**Data supplied:**
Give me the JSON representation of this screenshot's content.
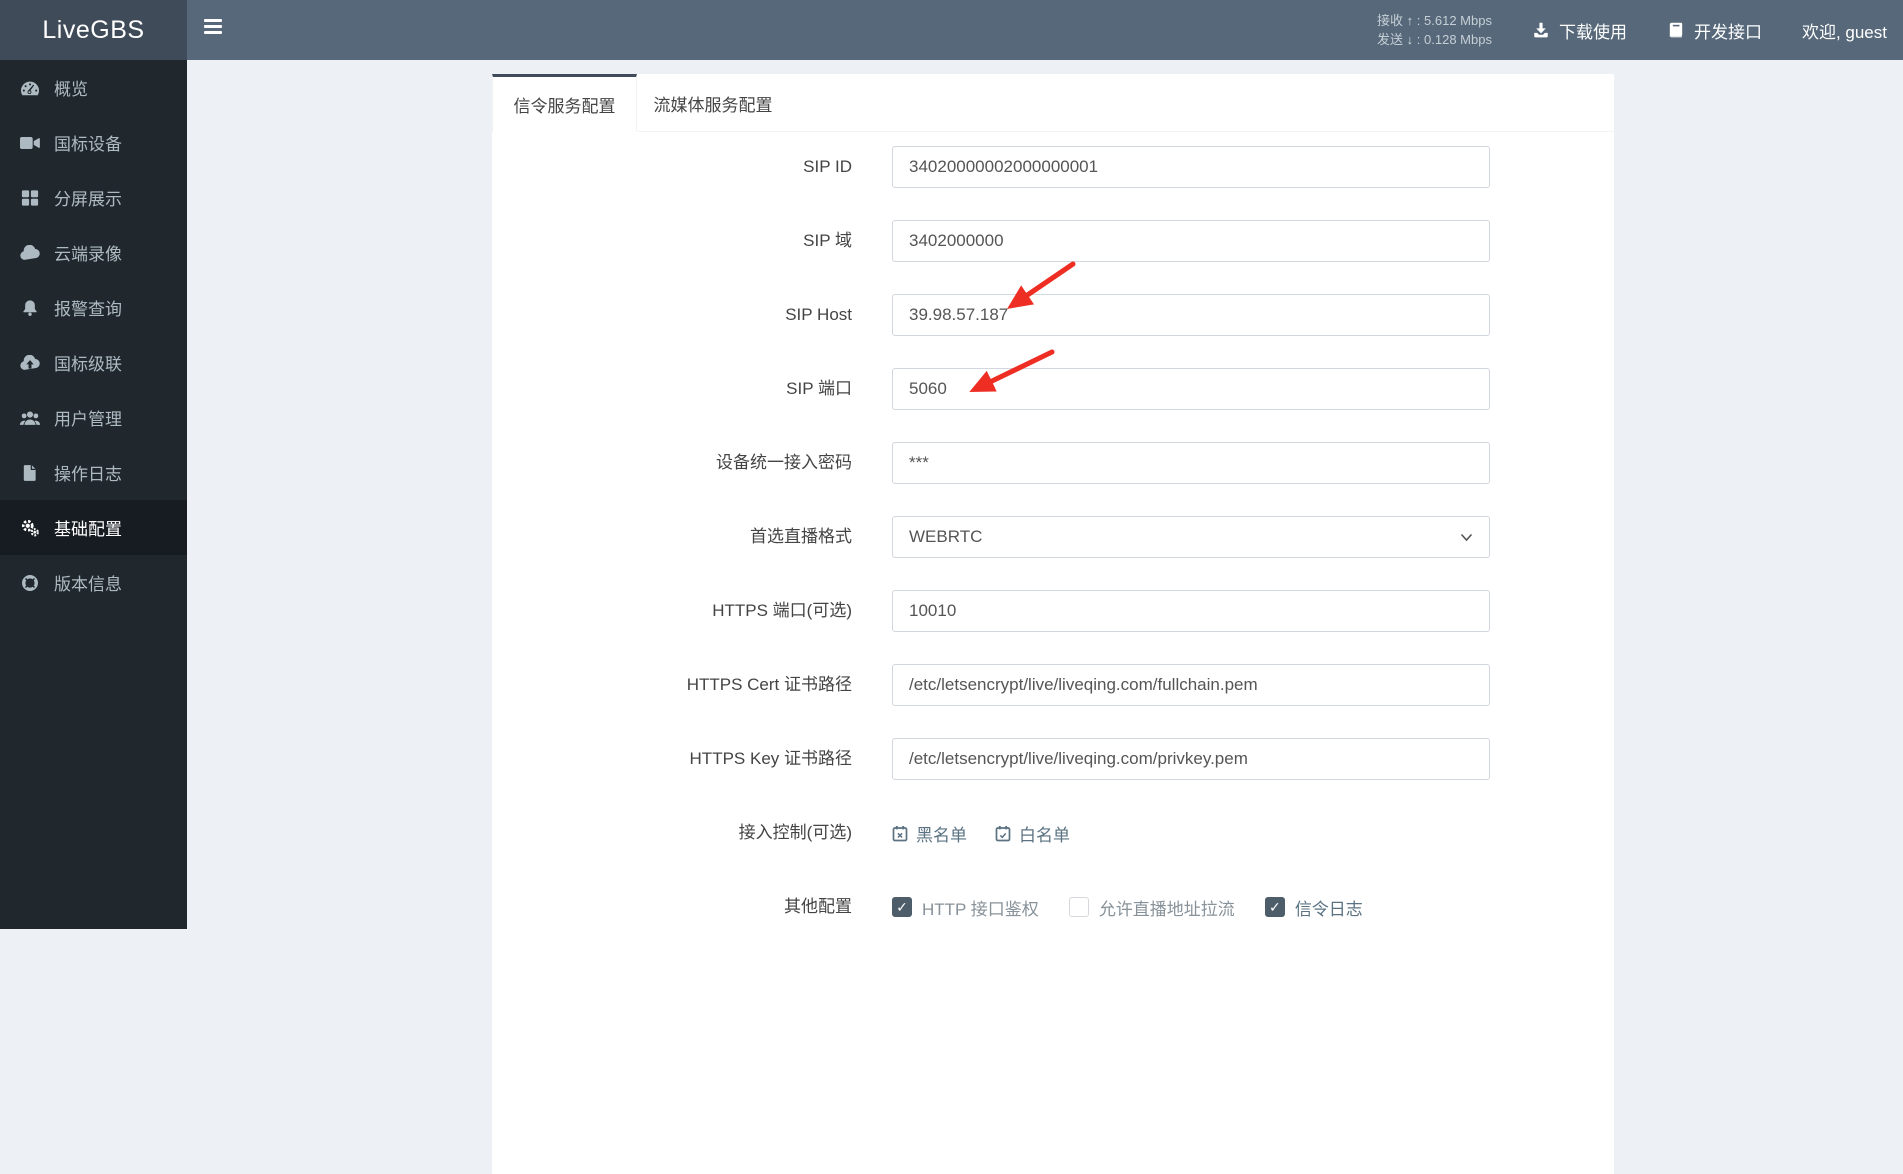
{
  "topbar": {
    "brand": "LiveGBS",
    "stats": {
      "recv_label": "接收",
      "recv_arrow": "↑",
      "recv_value": "5.612 Mbps",
      "send_label": "发送",
      "send_arrow": "↓",
      "send_value": "0.128 Mbps",
      "sep": ":"
    },
    "nav": [
      {
        "id": "download",
        "icon": "download-icon",
        "label": "下载使用"
      },
      {
        "id": "dev-api",
        "icon": "book-icon",
        "label": "开发接口"
      },
      {
        "id": "welcome-user",
        "icon": "",
        "label": "欢迎, guest"
      }
    ]
  },
  "sidebar": {
    "items": [
      {
        "id": "overview",
        "icon": "gauge-icon",
        "label": "概览",
        "active": false
      },
      {
        "id": "gb-devices",
        "icon": "video-camera-icon",
        "label": "国标设备",
        "active": false
      },
      {
        "id": "split-screen",
        "icon": "grid-icon",
        "label": "分屏展示",
        "active": false
      },
      {
        "id": "cloud-record",
        "icon": "cloud-icon",
        "label": "云端录像",
        "active": false
      },
      {
        "id": "alarm-query",
        "icon": "bell-icon",
        "label": "报警查询",
        "active": false
      },
      {
        "id": "gb-cascade",
        "icon": "cloud-upload-icon",
        "label": "国标级联",
        "active": false
      },
      {
        "id": "user-management",
        "icon": "users-icon",
        "label": "用户管理",
        "active": false
      },
      {
        "id": "operation-log",
        "icon": "file-icon",
        "label": "操作日志",
        "active": false
      },
      {
        "id": "basic-config",
        "icon": "gears-icon",
        "label": "基础配置",
        "active": true
      },
      {
        "id": "version-info",
        "icon": "ring-icon",
        "label": "版本信息",
        "active": false
      }
    ]
  },
  "tabs": [
    {
      "id": "signal-service-config",
      "label": "信令服务配置",
      "active": true
    },
    {
      "id": "media-service-config",
      "label": "流媒体服务配置",
      "active": false
    }
  ],
  "form": {
    "rows": [
      {
        "id": "sip-id",
        "label": "SIP ID",
        "value": "34020000002000000001"
      },
      {
        "id": "sip-domain",
        "label": "SIP 域",
        "value": "3402000000"
      },
      {
        "id": "sip-host",
        "label": "SIP Host",
        "value": "39.98.57.187"
      },
      {
        "id": "sip-port",
        "label": "SIP 端口",
        "value": "5060"
      },
      {
        "id": "device-access-password",
        "label": "设备统一接入密码",
        "value": "***"
      },
      {
        "id": "preferred-live-format",
        "label": "首选直播格式",
        "value": "WEBRTC",
        "type": "select"
      },
      {
        "id": "https-port",
        "label": "HTTPS 端口(可选)",
        "value": "10010"
      },
      {
        "id": "https-cert-path",
        "label": "HTTPS Cert 证书路径",
        "value": "/etc/letsencrypt/live/liveqing.com/fullchain.pem"
      },
      {
        "id": "https-key-path",
        "label": "HTTPS Key 证书路径",
        "value": "/etc/letsencrypt/live/liveqing.com/privkey.pem"
      }
    ],
    "access_control": {
      "label": "接入控制(可选)",
      "links": [
        {
          "id": "blacklist",
          "icon": "calendar-times-icon",
          "label": "黑名单"
        },
        {
          "id": "whitelist",
          "icon": "calendar-check-icon",
          "label": "白名单"
        }
      ]
    },
    "other_config": {
      "label": "其他配置",
      "checkboxes": [
        {
          "id": "http-api-auth",
          "label": "HTTP 接口鉴权",
          "checked": true
        },
        {
          "id": "allow-live-pull",
          "label": "允许直播地址拉流",
          "checked": false
        },
        {
          "id": "signal-log",
          "label": "信令日志",
          "checked": true
        }
      ]
    }
  },
  "colors": {
    "navbar": "#566879",
    "logo_bg": "#3f4b58",
    "sidebar_bg": "#20282e",
    "sidebar_active_bg": "#161c21",
    "accent_arrow": "#ee2d23",
    "input_border": "#d2d6de",
    "checkbox_checked": "#4d5d6a",
    "link_slate": "#5a7282"
  }
}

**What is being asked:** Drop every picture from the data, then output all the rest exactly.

**Written answer:**
Give me the JSON representation of this screenshot's content.
{
  "topbar": {
    "brand": "LiveGBS",
    "stats": {
      "recv_label": "接收",
      "recv_arrow": "↑",
      "recv_value": "5.612 Mbps",
      "send_label": "发送",
      "send_arrow": "↓",
      "send_value": "0.128 Mbps",
      "sep": ":"
    },
    "nav": [
      {
        "id": "download",
        "icon": "download-icon",
        "label": "下载使用"
      },
      {
        "id": "dev-api",
        "icon": "book-icon",
        "label": "开发接口"
      },
      {
        "id": "welcome-user",
        "icon": "",
        "label": "欢迎, guest"
      }
    ]
  },
  "sidebar": {
    "items": [
      {
        "id": "overview",
        "icon": "gauge-icon",
        "label": "概览",
        "active": false
      },
      {
        "id": "gb-devices",
        "icon": "video-camera-icon",
        "label": "国标设备",
        "active": false
      },
      {
        "id": "split-screen",
        "icon": "grid-icon",
        "label": "分屏展示",
        "active": false
      },
      {
        "id": "cloud-record",
        "icon": "cloud-icon",
        "label": "云端录像",
        "active": false
      },
      {
        "id": "alarm-query",
        "icon": "bell-icon",
        "label": "报警查询",
        "active": false
      },
      {
        "id": "gb-cascade",
        "icon": "cloud-upload-icon",
        "label": "国标级联",
        "active": false
      },
      {
        "id": "user-management",
        "icon": "users-icon",
        "label": "用户管理",
        "active": false
      },
      {
        "id": "operation-log",
        "icon": "file-icon",
        "label": "操作日志",
        "active": false
      },
      {
        "id": "basic-config",
        "icon": "gears-icon",
        "label": "基础配置",
        "active": true
      },
      {
        "id": "version-info",
        "icon": "ring-icon",
        "label": "版本信息",
        "active": false
      }
    ]
  },
  "tabs": [
    {
      "id": "signal-service-config",
      "label": "信令服务配置",
      "active": true
    },
    {
      "id": "media-service-config",
      "label": "流媒体服务配置",
      "active": false
    }
  ],
  "form": {
    "rows": [
      {
        "id": "sip-id",
        "label": "SIP ID",
        "value": "34020000002000000001"
      },
      {
        "id": "sip-domain",
        "label": "SIP 域",
        "value": "3402000000"
      },
      {
        "id": "sip-host",
        "label": "SIP Host",
        "value": "39.98.57.187"
      },
      {
        "id": "sip-port",
        "label": "SIP 端口",
        "value": "5060"
      },
      {
        "id": "device-access-password",
        "label": "设备统一接入密码",
        "value": "***"
      },
      {
        "id": "preferred-live-format",
        "label": "首选直播格式",
        "value": "WEBRTC",
        "type": "select"
      },
      {
        "id": "https-port",
        "label": "HTTPS 端口(可选)",
        "value": "10010"
      },
      {
        "id": "https-cert-path",
        "label": "HTTPS Cert 证书路径",
        "value": "/etc/letsencrypt/live/liveqing.com/fullchain.pem"
      },
      {
        "id": "https-key-path",
        "label": "HTTPS Key 证书路径",
        "value": "/etc/letsencrypt/live/liveqing.com/privkey.pem"
      }
    ],
    "access_control": {
      "label": "接入控制(可选)",
      "links": [
        {
          "id": "blacklist",
          "icon": "calendar-times-icon",
          "label": "黑名单"
        },
        {
          "id": "whitelist",
          "icon": "calendar-check-icon",
          "label": "白名单"
        }
      ]
    },
    "other_config": {
      "label": "其他配置",
      "checkboxes": [
        {
          "id": "http-api-auth",
          "label": "HTTP 接口鉴权",
          "checked": true
        },
        {
          "id": "allow-live-pull",
          "label": "允许直播地址拉流",
          "checked": false
        },
        {
          "id": "signal-log",
          "label": "信令日志",
          "checked": true
        }
      ]
    }
  },
  "colors": {
    "navbar": "#566879",
    "logo_bg": "#3f4b58",
    "sidebar_bg": "#20282e",
    "sidebar_active_bg": "#161c21",
    "accent_arrow": "#ee2d23",
    "input_border": "#d2d6de",
    "checkbox_checked": "#4d5d6a",
    "link_slate": "#5a7282"
  }
}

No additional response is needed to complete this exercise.